Remember the exercise craze of the 70s – leg warmers, leotards, Richard Simmons, and “Sweatin’ to the Oldies?” Over the years, exercise has morphed and changed, from aerobics and step classes to yoga and Pilates, running, kickboxing, etc. There are now many options to get in shape and stay fit.
As we learn more about how exercise affects our health and wellbeing, the type of exercise continues to change but the 70’s craze has mainstreamed as an embedded part of our daily lives – exceeding $80 billion as an industry globally, according the International Health, Racquet, & Sportsclub Association.
Sustainable building design has a similar story. Sustainable or “green” design was considered a trend pushed by so-called tree-huggers and fanatical environmentalist-architects with resulting buildings that were perceived to take extra design effort, were not high design, and generated higher first costs for specialty materials. Straw bales, passive solar panels, and use of gray water all began as unfeasible and misunderstood ideas.
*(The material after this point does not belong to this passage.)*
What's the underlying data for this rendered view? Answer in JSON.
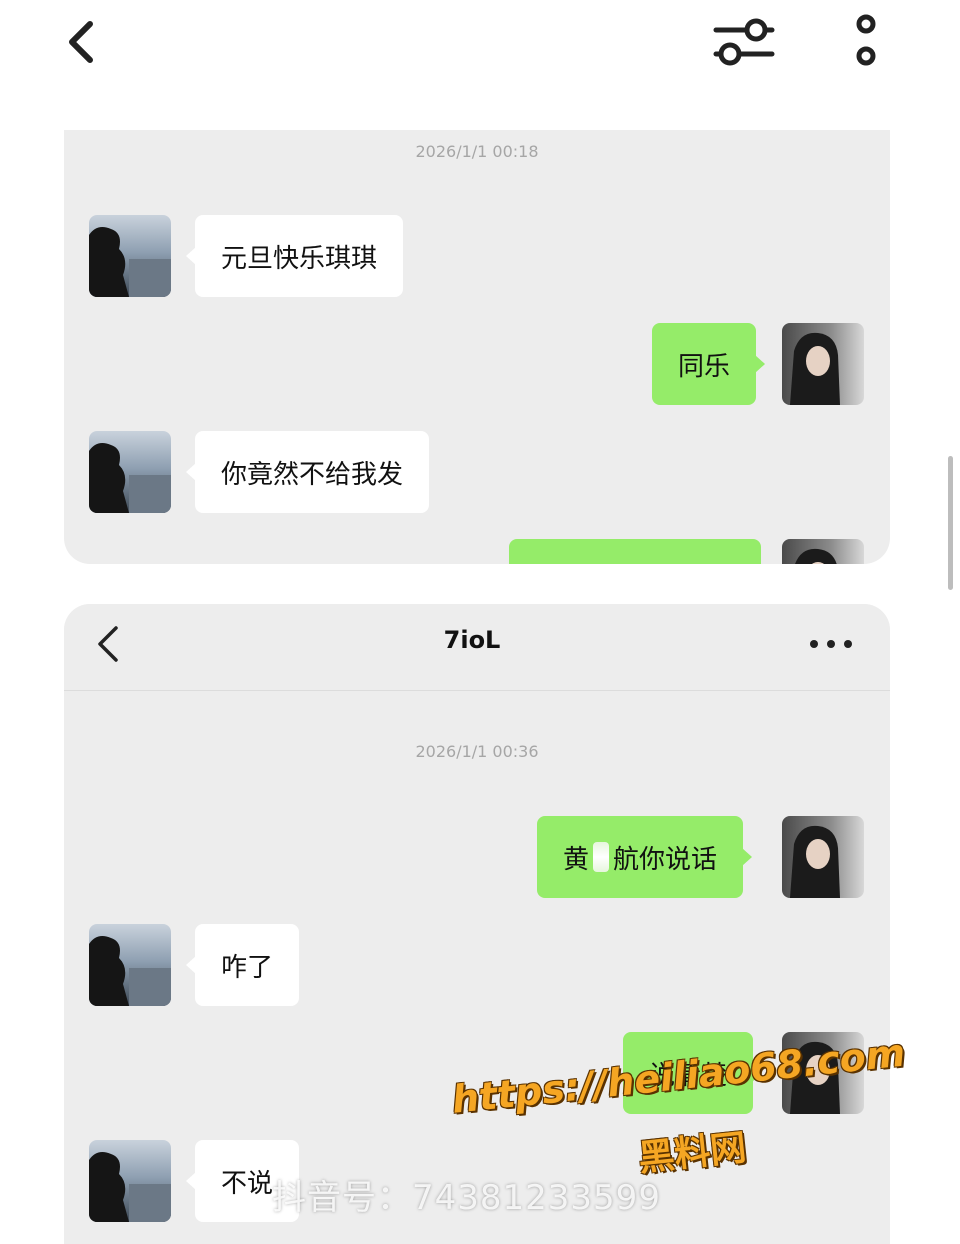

Thanks to smarter technologies and the research to understand the financial benefits, sustainability has become an expected and integral part of the design process, worth more than $260 billion. Now, it is also considered good design.
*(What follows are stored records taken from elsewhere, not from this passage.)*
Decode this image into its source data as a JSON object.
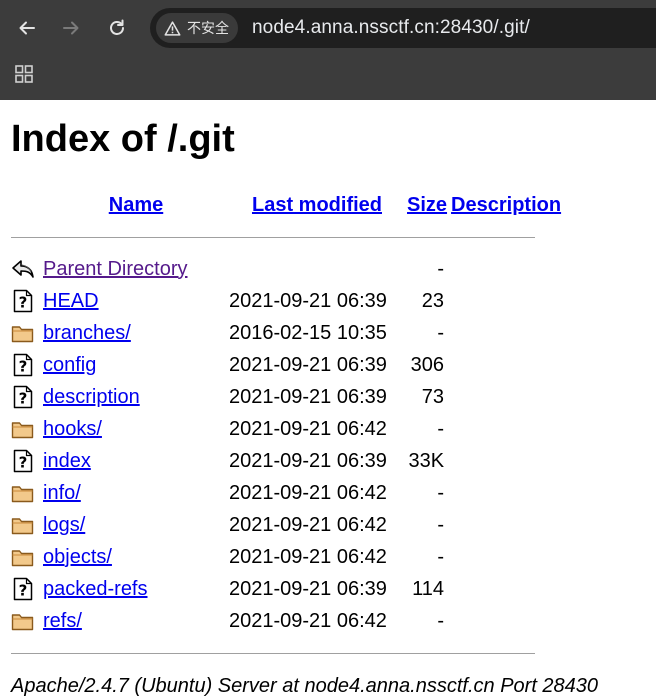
{
  "browser": {
    "security_label": "不安全",
    "url": "node4.anna.nssctf.cn:28430/.git/",
    "icons": {
      "back": "back-arrow-icon",
      "forward": "forward-arrow-icon",
      "reload": "reload-icon",
      "warning": "warning-triangle-icon",
      "apps": "apps-grid-icon"
    }
  },
  "page": {
    "title": "Index of /.git",
    "columns": {
      "name": "Name",
      "last_modified": "Last modified",
      "size": "Size",
      "description": "Description"
    },
    "parent": {
      "name": "Parent Directory",
      "size": "-",
      "icon": "back-arrow-icon"
    },
    "entries": [
      {
        "name": "HEAD",
        "modified": "2021-09-21 06:39",
        "size": "23",
        "icon": "unknown-file-icon"
      },
      {
        "name": "branches/",
        "modified": "2016-02-15 10:35",
        "size": "-",
        "icon": "folder-icon"
      },
      {
        "name": "config",
        "modified": "2021-09-21 06:39",
        "size": "306",
        "icon": "unknown-file-icon"
      },
      {
        "name": "description",
        "modified": "2021-09-21 06:39",
        "size": "73",
        "icon": "unknown-file-icon"
      },
      {
        "name": "hooks/",
        "modified": "2021-09-21 06:42",
        "size": "-",
        "icon": "folder-icon"
      },
      {
        "name": "index",
        "modified": "2021-09-21 06:39",
        "size": "33K",
        "icon": "unknown-file-icon"
      },
      {
        "name": "info/",
        "modified": "2021-09-21 06:42",
        "size": "-",
        "icon": "folder-icon"
      },
      {
        "name": "logs/",
        "modified": "2021-09-21 06:42",
        "size": "-",
        "icon": "folder-icon"
      },
      {
        "name": "objects/",
        "modified": "2021-09-21 06:42",
        "size": "-",
        "icon": "folder-icon"
      },
      {
        "name": "packed-refs",
        "modified": "2021-09-21 06:39",
        "size": "114",
        "icon": "unknown-file-icon"
      },
      {
        "name": "refs/",
        "modified": "2021-09-21 06:42",
        "size": "-",
        "icon": "folder-icon"
      }
    ],
    "footer": "Apache/2.4.7 (Ubuntu) Server at node4.anna.nssctf.cn Port 28430"
  },
  "colors": {
    "chrome_bg": "#3c3c3c",
    "omnibox_bg": "#1f1f1f",
    "link": "#0000ee",
    "visited_link": "#551a8b"
  }
}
The intent of sustainable design is to minimize or eliminate negative impact on the environment. In the past several years, we have witnessed the concept evolve into something greater. Design for health and wellbeing takes sustainable design to a new level by exploring how healthy building design can positively impact building occupants. In very simplistic terms, it’s about providing buildings and interior spaces that are sensitive to the occupants, and in turn, using the environment (e.g., air, water, sun, plants) to enhance indoor spaces that support health and wellbeing.
Wellbeing Design Has Value
According to the U.S. Environmental Protection Agency, the average American spends more than 90 percent of their life indoors where pollutant concentrations can be 2 to 5 times higher than outdoor exposures. Design that enhances opportunities for occupant health and wellbeing should be viewed with an urgent mindset from everyone involved in making building decisions – employers, building owners, architects, interior designers, facility managers, among others.
But what is the value of design for wellbeing?
Wellbeing is encompassing of our overall health – physically and emotionally – and impacts our productivity and satisfaction for our daily activities. Poor indoor environmental quality can have direct medical costs for employers and building owners or higher indirect costs through more frequent absenteeism and reduced worker effectiveness (Brager, 2013). As one example noted, exposure to numerous indoor pollutants (e.g., mold, particulate matter, dust mites) may trigger asthma attacks for some people and reduce their ability to be productive at work.
In the next five years, we will see a greater emphasis on improved indoor air quality, better lighting, and biophilic design principles (pdf). Some employers and building owners are already making strong commitments to healthier buildings and seeing the results of their investments with such measurements as increased staff retention and recruiting and lower health care costs for employers and higher leasing rates and increased property values for building owners, according to Dodge Data & Analytics.
Studies show design for wellbeing approaches has an opportunity to positively impact employee health and wellbeing. One study conducted by researchers from departments of architecture and neurology found office workers with exposure to natural daylight during the work day slept an average of 46 more minutes each night (Boubekri, Cheung, Reid, Wang, & Zee, 2014). Additional studies are building the connection between healthier indoor air quality to reduced absenteeism and higher worker performance.
Moving Health and Wellbeing Forward through Design
As we learn more about the impact of the built environment on our health and wellbeing, the methods of creating spaces for health and wellbeing will likely evolve. The overall understanding of its importance will become engrained in how buildings are designed. Healthy buildings are steadily moving forward into mainstream design, but in time, they too will be expected from building owners and occupants alike. Fortunately, this “craze” doesn’t come with leg warmers and leotards.